Kate Bonynge looks at the third series of BBC3’s Some Girls, a comedy about three 18 year olds that marks a change from the male dominated programmes we’ve come to expect.
Now about to come to the end of its third series, Some Girls, written by sitcom stalwart Bernadette Davis, is a hidden gem among the current plethora of male-dominated comedies. For those used to the familiar toxic entertainment formula, where female characters are pigeon-holed into the role of doting wife, ‘slutty’ mistress, ditzy ‘airhead’, romantic interest for the male leads or all of the above, this BBC3 show is a well-timed antidote.
Bernadette Davis herself has said of the show:
As far as I know, there aren’t any other comedies about girls of this age. Inbetweeners has shown what a rich area for comedy this age group is – but girls are very different and I thought they should have their own show.
Set in the fictional Greenshoots Academy in South London, the series is advertised as “a comedy about the kind of girls more usually seen in worrying documentaries about inner city teens”. Just like by Davis above, the series is often compared to E4’s The Inbetweeners due to the similarities in format — four friends trying to navigate school while dealing with their burgeoning sexuality — and the use of visual humour, snappy one-liners and witty dialogue.
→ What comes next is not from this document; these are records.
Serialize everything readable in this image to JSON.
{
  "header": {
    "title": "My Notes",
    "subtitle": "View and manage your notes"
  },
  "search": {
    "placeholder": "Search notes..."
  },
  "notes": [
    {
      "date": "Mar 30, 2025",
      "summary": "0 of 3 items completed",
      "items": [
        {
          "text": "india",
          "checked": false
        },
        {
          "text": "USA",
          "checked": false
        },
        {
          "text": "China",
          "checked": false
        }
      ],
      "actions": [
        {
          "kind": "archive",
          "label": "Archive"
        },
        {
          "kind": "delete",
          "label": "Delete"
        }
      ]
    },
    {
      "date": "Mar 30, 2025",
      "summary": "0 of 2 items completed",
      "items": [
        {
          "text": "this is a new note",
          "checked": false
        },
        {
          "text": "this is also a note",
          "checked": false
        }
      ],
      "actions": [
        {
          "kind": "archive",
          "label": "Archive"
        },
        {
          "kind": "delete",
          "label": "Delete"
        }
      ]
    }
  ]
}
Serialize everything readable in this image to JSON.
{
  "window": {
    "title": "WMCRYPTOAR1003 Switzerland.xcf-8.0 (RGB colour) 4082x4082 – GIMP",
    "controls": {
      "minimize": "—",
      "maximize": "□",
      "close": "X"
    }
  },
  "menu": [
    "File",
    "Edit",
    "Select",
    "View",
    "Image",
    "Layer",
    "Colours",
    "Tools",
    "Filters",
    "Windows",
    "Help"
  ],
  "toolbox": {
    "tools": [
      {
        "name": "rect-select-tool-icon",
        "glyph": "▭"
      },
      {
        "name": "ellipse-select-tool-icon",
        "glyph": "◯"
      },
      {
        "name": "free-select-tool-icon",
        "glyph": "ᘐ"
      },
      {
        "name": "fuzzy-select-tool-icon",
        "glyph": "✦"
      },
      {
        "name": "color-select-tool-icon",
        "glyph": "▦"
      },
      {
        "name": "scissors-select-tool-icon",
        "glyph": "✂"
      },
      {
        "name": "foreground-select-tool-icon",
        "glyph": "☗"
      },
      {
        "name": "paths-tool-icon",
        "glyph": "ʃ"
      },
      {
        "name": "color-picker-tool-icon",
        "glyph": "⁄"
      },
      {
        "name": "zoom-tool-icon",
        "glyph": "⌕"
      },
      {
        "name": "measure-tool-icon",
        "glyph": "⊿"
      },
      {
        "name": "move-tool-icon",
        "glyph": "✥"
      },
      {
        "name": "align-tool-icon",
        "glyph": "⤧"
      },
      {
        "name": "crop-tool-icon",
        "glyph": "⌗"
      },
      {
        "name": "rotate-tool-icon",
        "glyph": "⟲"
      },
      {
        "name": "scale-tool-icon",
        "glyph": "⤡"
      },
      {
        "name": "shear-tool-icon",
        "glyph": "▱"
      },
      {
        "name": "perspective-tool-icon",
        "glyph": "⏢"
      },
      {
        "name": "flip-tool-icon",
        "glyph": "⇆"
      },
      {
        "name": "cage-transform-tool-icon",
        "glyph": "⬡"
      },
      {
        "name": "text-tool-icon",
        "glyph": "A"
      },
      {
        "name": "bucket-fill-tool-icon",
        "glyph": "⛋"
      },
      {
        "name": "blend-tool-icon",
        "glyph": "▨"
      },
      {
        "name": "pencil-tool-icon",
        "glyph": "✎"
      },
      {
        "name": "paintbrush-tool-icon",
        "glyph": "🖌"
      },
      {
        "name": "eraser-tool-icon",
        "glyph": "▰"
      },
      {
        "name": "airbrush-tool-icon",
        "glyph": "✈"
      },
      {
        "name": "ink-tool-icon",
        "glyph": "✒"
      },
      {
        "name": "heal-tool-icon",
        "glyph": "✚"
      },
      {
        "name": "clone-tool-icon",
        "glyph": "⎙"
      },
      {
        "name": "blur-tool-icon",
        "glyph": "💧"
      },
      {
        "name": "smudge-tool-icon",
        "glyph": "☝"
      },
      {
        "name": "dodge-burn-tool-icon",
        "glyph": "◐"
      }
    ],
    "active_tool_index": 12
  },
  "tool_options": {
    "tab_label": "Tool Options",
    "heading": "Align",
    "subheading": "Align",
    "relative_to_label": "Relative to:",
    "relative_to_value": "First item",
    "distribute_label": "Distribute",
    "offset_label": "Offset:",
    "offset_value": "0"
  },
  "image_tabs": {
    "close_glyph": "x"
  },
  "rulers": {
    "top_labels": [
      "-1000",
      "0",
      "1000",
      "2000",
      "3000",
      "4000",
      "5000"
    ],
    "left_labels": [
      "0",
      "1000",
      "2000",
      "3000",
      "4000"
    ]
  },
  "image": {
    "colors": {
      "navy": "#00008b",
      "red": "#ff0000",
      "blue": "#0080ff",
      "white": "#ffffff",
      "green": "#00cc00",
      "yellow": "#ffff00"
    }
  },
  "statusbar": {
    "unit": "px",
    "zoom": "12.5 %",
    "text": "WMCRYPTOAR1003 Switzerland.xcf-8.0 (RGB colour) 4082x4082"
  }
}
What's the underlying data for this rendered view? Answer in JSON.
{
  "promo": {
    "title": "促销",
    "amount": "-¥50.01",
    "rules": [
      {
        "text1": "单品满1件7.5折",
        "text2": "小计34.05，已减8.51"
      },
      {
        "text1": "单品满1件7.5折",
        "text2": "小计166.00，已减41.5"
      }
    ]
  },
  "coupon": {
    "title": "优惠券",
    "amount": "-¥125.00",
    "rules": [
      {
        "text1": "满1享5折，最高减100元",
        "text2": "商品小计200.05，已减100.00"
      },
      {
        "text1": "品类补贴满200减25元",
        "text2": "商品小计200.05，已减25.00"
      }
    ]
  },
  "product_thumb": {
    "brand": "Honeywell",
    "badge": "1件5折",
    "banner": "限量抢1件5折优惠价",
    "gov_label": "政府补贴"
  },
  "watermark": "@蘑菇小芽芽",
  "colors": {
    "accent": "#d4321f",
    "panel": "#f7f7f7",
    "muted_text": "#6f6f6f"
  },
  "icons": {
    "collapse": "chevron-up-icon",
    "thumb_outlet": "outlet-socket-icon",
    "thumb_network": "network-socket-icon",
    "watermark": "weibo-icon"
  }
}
However, there is one main difference between the two: while The Inbetweeners perpetuates lad culture and portrays women as little more than sex objects and vehicles to further the protagonists’ storylines, Some Girls not only features a female-led cast but also champions female sexuality in a naturalistic, realistic manner…
The central characters from Some Girls (left – right): Amber (Alice Felgate) with her arms folded and mouth wide in a ghoulish pose, Saz (Mandeep Dhillon) with her eyes crossed and poking out her tongue, Viva looking upwards to her right with her tongue out (Adelayo Adedayo) and Holli looking disgruntled, with her right arm on Viva’s left shoulder (Natasha Jonas). Image via BBC and shared via fair dealing.